'LEADERSHIP' has been ranked the most important employee engagement driver in Singapore, while 'career development' was a close second, according to a Towers Watson survey.
Towers Watson senior consultant for organisational surveys & insights, Amrita Prasad, said that engaged employees tend to stick with the organisation when they feel strongly that the leadership is doing the right job.
According to the consultancy's 2010 global workforce study, some of the top qualities that employees look for in a leader include 'trustworthiness' with a 67 per cent of the vote, followed by 'caring about the well-being of others' at 61 per cent, though statistics showed that most leaders fell short on employees' expectations.
Given that there are strong links between employee engagement and business performance, companies should see leadership development expenditures as a viable investment rather than an added constraint on human resource budgets in the current uncertain business climate.
Towers Watson senior consultant for organisational surveys & insights, Amrita Prasad, said that high levels of employee engagement help drive business results and objectives, leading to increased profitability and financial metrics.
This is reflected in statistics from a three-year study across 40 global companies conducted by Towers Watson, which shows that companies with high employee engagement yielded a higher net profit margin of 2.06 per cent, as opposed to companies with low employee engagement that posted a negative margin of 1.38 per cent.
In terms of financial performance, a 5 per cent increase in employee engagement would result in a 2.1 per cent increase in sales.
By undertaking highly supported efforts to address employee engagement issues, companies stand to reap benefits such as reduced absenteeism and increased customer retention.
However, she noted that most organisations would be tempted to seek 'quick fixes', but should instead consider the long-term goal of retaining key talent.

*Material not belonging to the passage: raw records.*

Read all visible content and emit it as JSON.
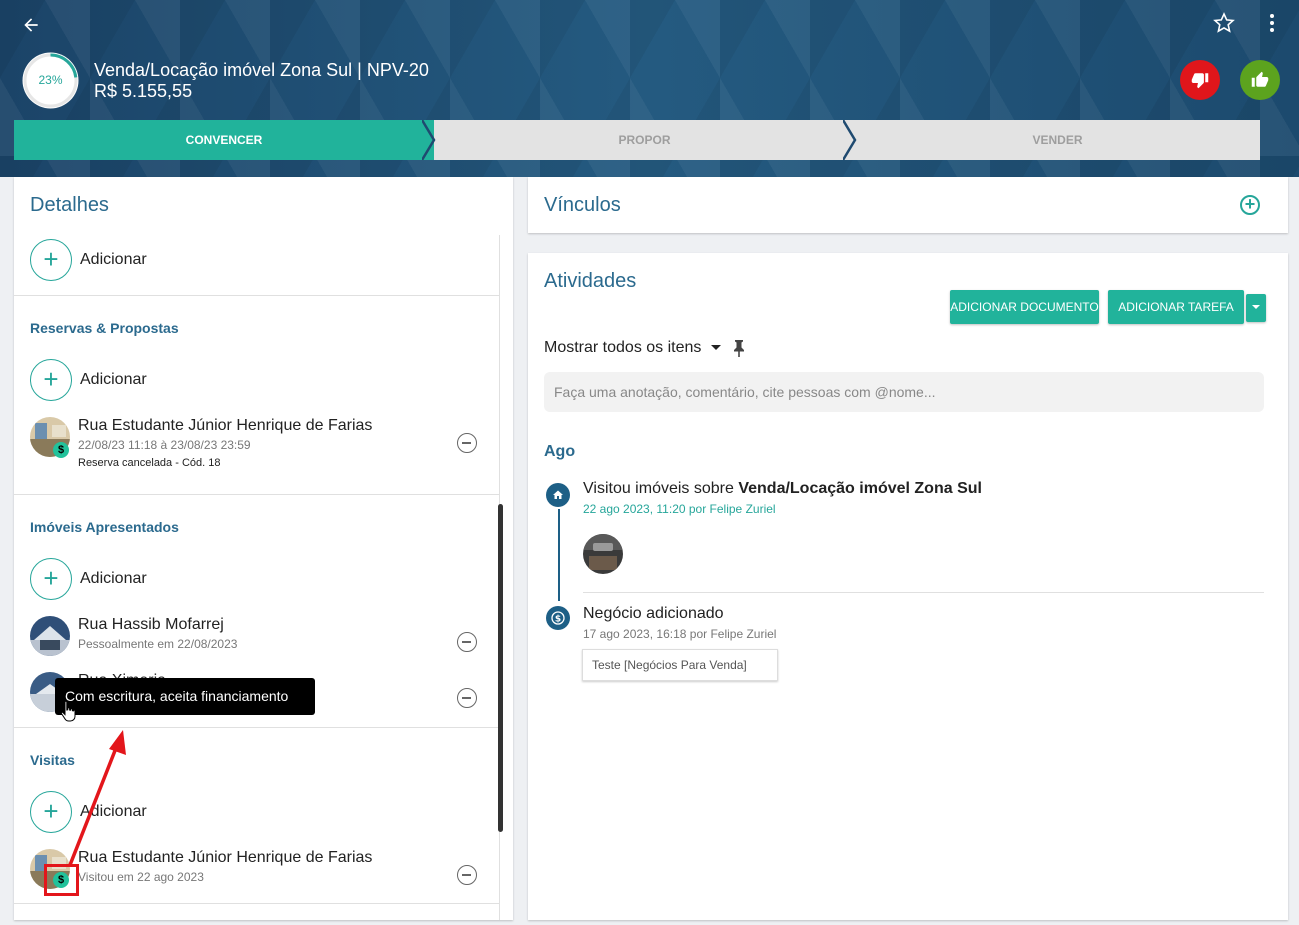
{
  "header": {
    "progress": "23%",
    "progress_fraction": 0.23,
    "deal_title": "Venda/Locação imóvel Zona Sul | NPV-20",
    "deal_value": "R$ 5.155,55",
    "icons": {
      "back": "arrow-back-icon",
      "favorite": "star-outline-icon",
      "more": "more-vertical-icon",
      "lose": "thumb-down-icon",
      "win": "thumb-up-icon"
    },
    "colors": {
      "lose": "#e0161b",
      "win": "#5ca31e",
      "accent": "#21b39b"
    }
  },
  "stages": [
    {
      "label": "CONVENCER",
      "active": true
    },
    {
      "label": "PROPOR",
      "active": false
    },
    {
      "label": "VENDER",
      "active": false
    }
  ],
  "details": {
    "title": "Detalhes",
    "add_label": "Adicionar",
    "reservas": {
      "title": "Reservas & Propostas",
      "add_label": "Adicionar",
      "items": [
        {
          "title": "Rua Estudante Júnior Henrique de Farias",
          "sub": "22/08/23 11:18 à 23/08/23 23:59",
          "note": "Reserva cancelada - Cód. 18"
        }
      ]
    },
    "imoveis": {
      "title": "Imóveis Apresentados",
      "add_label": "Adicionar",
      "items": [
        {
          "title": "Rua Hassib Mofarrej",
          "sub": "Pessoalmente em 22/08/2023"
        },
        {
          "title": "Rua Ximeria",
          "sub": ""
        }
      ]
    },
    "visitas": {
      "title": "Visitas",
      "add_label": "Adicionar",
      "items": [
        {
          "title": "Rua Estudante Júnior Henrique de Farias",
          "sub": "Visitou em 22 ago 2023"
        }
      ]
    },
    "tooltip": "Com escritura, aceita financiamento"
  },
  "vinculos": {
    "title": "Vínculos"
  },
  "atividades": {
    "title": "Atividades",
    "btn_documento": "ADICIONAR DOCUMENTO",
    "btn_tarefa": "ADICIONAR TAREFA",
    "filter": "Mostrar todos os itens",
    "note_placeholder": "Faça uma anotação, comentário, cite pessoas com @nome...",
    "period": "Ago",
    "timeline": [
      {
        "prefix": "Visitou imóveis sobre ",
        "bold": "Venda/Locação imóvel Zona Sul",
        "meta": "22 ago 2023, 11:20 por Felipe Zuriel",
        "icon": "home-icon"
      },
      {
        "prefix": "Negócio adicionado",
        "bold": "",
        "meta": "17 ago 2023, 16:18 por Felipe Zuriel",
        "icon": "dollar-icon",
        "chip": "Teste [Negócios Para Venda]"
      }
    ]
  }
}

She also added that although pay is a key driver in employee attraction, it is an external pull factor and companies have little or no control over market offering rates.
Hence, organisations should focus on more tractable sustainable employee engagement concepts such as wellness, which would prevent employee burnout thus increasing productivity.
Similarly, Mira Gajraj Mohan, regional practice director for talent management & organisational alignment of Towers Watson, added that sustaining employee engagement and energy takes time and effort and not just money, particularly since Singapore has 'a very mobile workforce that is flexible and willing to move'.